“I have never had a government tender,” Motsepe says with glee.

“Of course, if there was no democracy in South Africa, opportunities that opened wouldn’t have opened. But if you look at every transaction we did, there was no empowerment.”

So what has made ARM so successful?

The company’s “lean, mean management structure” is the first reason Motsepe gives.

A bit of innovation and creativity also played a part, he says: “When Anglo closed down mines and retrenched 8,000 workers, we went to the National Union of Mineworkers and said we’d take 6,000 people, pay them less, but you’ll share in the profits. The workers agreed. If they didn’t buy in we would not be here.”

But what did ARM do right, that which Anglo could not do?

“Anglo had high grade mines. Issues of efficiency are a bit of a luxury when you come from a culture of abundance”, he replies, “running marginal mines is a humbling job—it’s do or die.”

Going to bed, instead of competing with rival Harmony was also one of the best things ARM did, Motsepe explains: “When Anglo was diversifying and didn’t want to be just in South Africa, (Harmony CEO) Bernard Swanepoel would better my offer whenever I made a bid. He was listed and therefore had access to finance. I wasn’t listed and I got finance expensively”. When both companies got an opportunity to bid for Freegold, Motsepe says he went to Swanepoel.  “I said: ‘The only person who benefits by us paying more, is Anglo.’ We then merged ARM Gold with Harmony, went to Anglo and got a good deal.”

Key To Motsepe’s Success… And His Major Weakness

The key to his success is the question Motsepe says he always asks himself: “Can you hold your own against the best in the world?”

He also credits his parents: “My parents insisted we should always be seen as people who are respectful, never forget where we come from and more importantly, that we are part of the challenges that face our people. I wouldn’t be here if it wasn’t for the way they brought me up.”

All the businesses’ management teams comprise of the best people his money can buy. “My policy is hire the best and pay them well.”

No wonder he honors all the invitations to gatherings of the world’s top 1,000 CEOs and sits on several boards, including the JP Morgan Advisory Council.

But then who wouldn’t want to court the man CEOs of the top 100 companies in South Africa voted South Africa’s Business Leader of the Year in 2002, the same year he traveled to Monaco to receive the Ernst & Young Best Entrepreneur of the Year Award?

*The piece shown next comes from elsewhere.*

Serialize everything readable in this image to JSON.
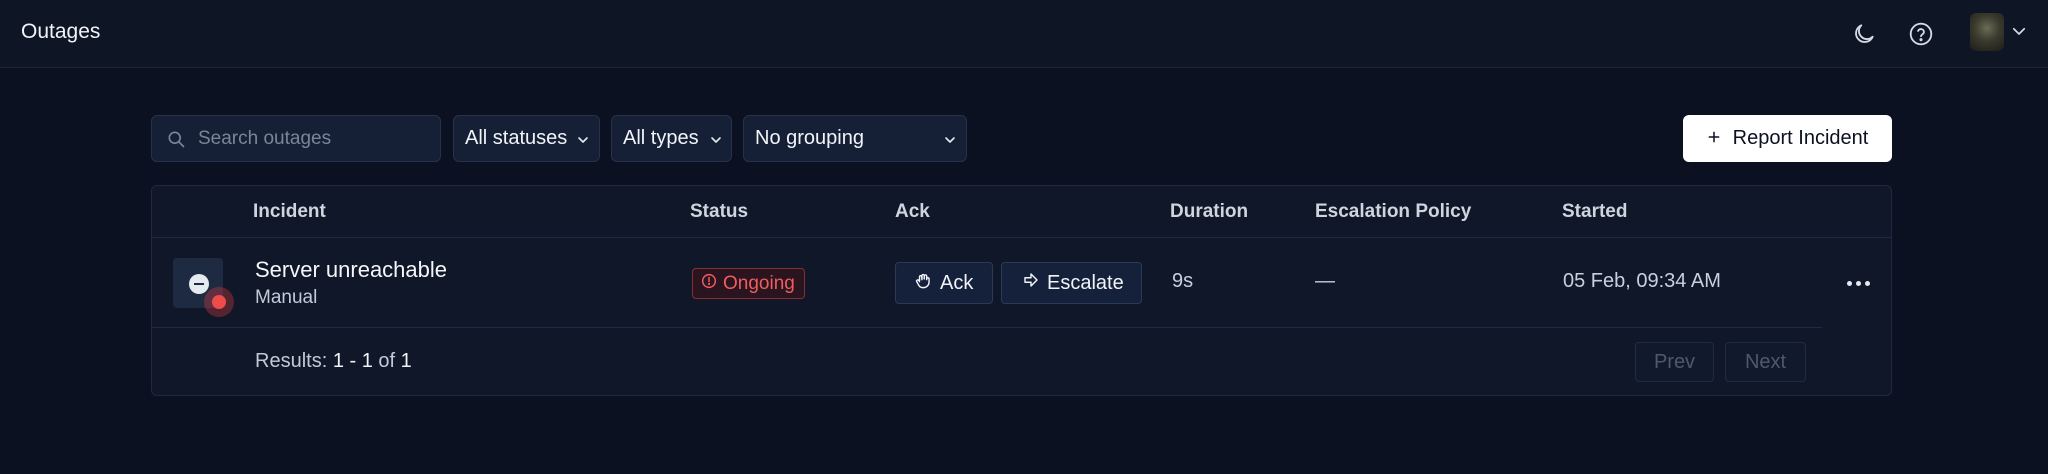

ARM, of which Motsepe is executive chairman, sits pretty. Now a global company with a presence in several African countries, it boasts a portfolio that includes interests in gold, platinum, nickel, chrome, iron, manganese and coal.

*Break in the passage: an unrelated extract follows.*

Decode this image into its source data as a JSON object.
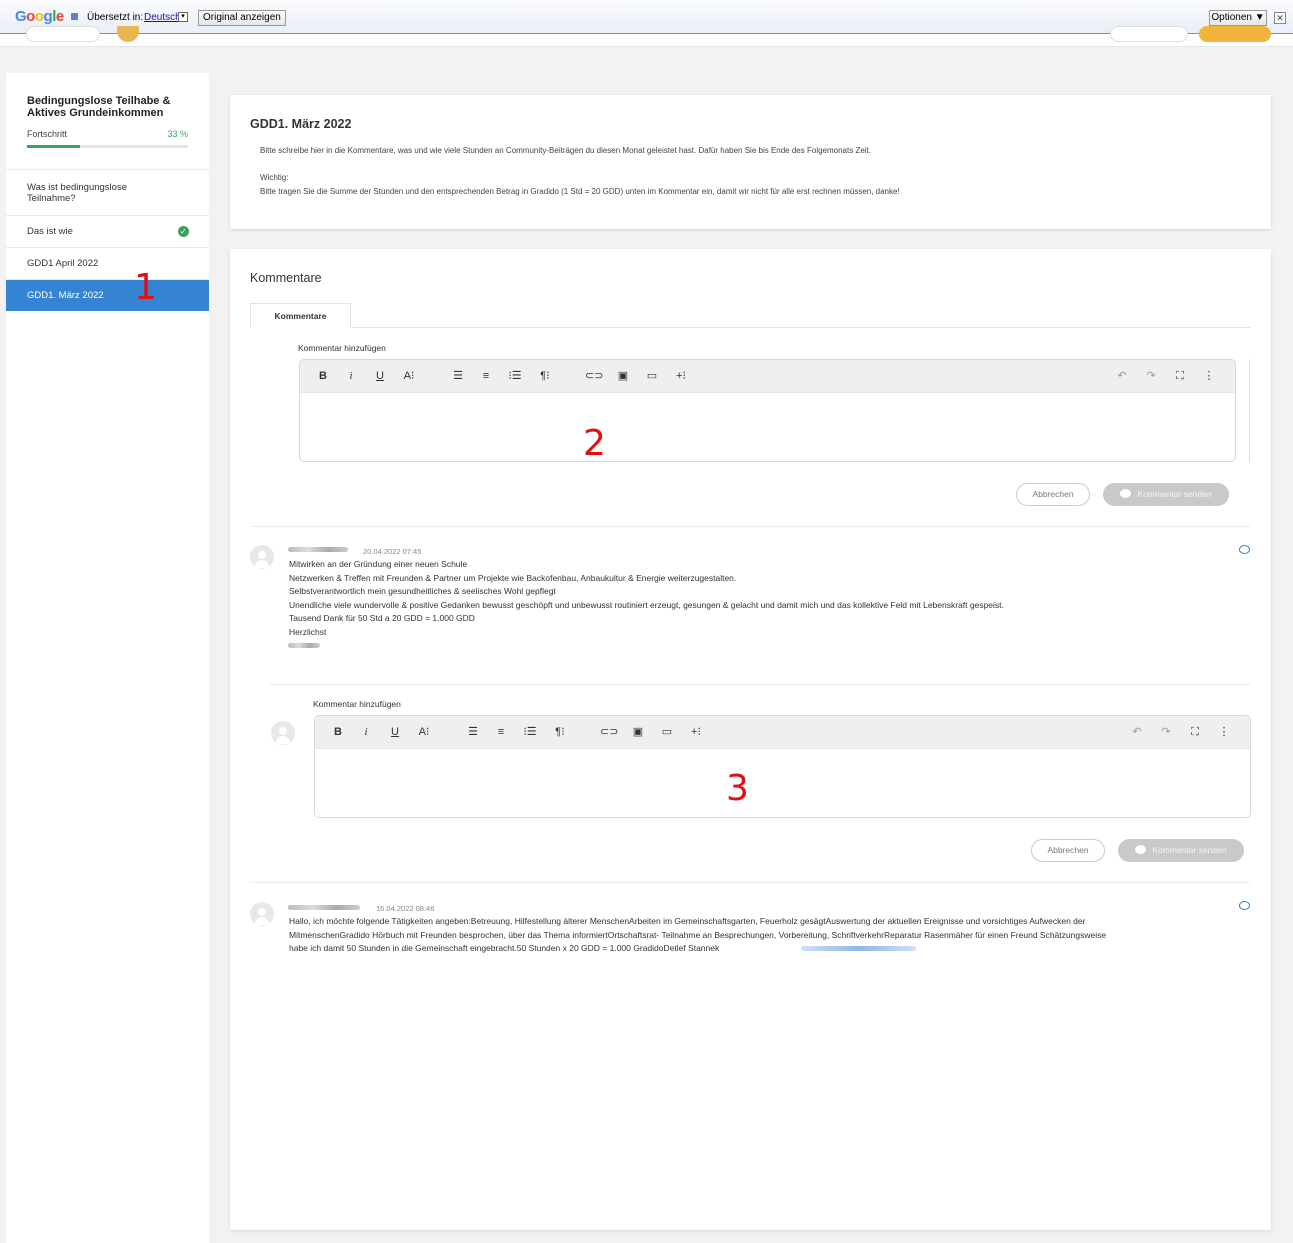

Even though the recession devoured some of the company’s shares, wiping out $319.5 million in 2009 and $236 million in 2010, Motsepe can still afford his biggest indulgence: soccer.

“I’m passionate about football,” says the owner of Mamelodi Sundowns—one of the four biggest teams in South Africa’s Premier League and one that reportedly pays the best salaries in the business.

“We went mainly into soccer not to make money but as means of giving back. Of course we never thought we would lose so much money. But it’s important for people to know they can relate to you, that you are not an arrogant, wealthy, aloof, uninvolved person.”

At what cost? “Millions of rand a year,” he says.

And how does he feel about pouring that much into what appears to be a bottomless pit? “It’s OK”, he says, curling his lip and shrugging his shoulders. “People must see you as someone who is fallible, who also makes mistakes. I’m a sinner. I fumble. People must see me as one of them. The things that worry them must worry me. Other than being miserable watching Sundowns, I have very little else. I have one home and not even one holiday home. I fly around the world a lot, all the time, and I spend a lot of money doing it. I was resisting it, but it’s going to be imperative to get a private jet. It’s unavoidable. The problem is those things are expensive.”

One day, when he is no longer a permanent feature of business life, how would Patrice Motsepe like to be remembered? The way you would remember his heroes Nelson Mandela and Oliver Tambo, he says.

“Great Africans are not judged by how much money they have—but what they’ve done for their people.”